| Assignment |
Those lines of the data that hold the word "Create" are to be copied out.

| Excerpted data |

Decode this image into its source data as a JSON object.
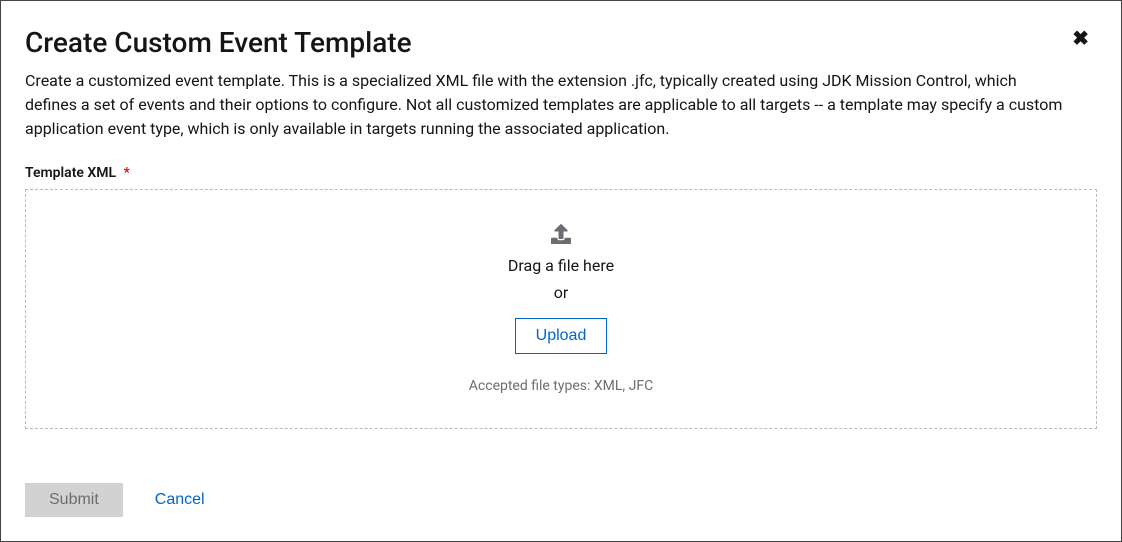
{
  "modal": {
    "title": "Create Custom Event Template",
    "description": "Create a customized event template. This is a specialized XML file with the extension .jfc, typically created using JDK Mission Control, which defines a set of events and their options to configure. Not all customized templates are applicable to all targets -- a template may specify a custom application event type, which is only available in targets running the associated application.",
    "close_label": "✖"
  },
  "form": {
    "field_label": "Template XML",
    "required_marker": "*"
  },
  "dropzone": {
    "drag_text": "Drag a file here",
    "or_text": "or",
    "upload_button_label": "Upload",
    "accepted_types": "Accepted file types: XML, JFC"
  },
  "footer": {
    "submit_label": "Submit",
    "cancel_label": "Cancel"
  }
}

| Result below |
    "title": "Create Custom Event Template",
    "description": "Create a customized event template. This is a specialized XML file with the extension .jfc, typically created using JDK Mission Control, which defines a set of events and their options to configure. Not all customized templates are applicable to all targets -- a template may specify a custom application event type, which is only available in targets running the associated application.",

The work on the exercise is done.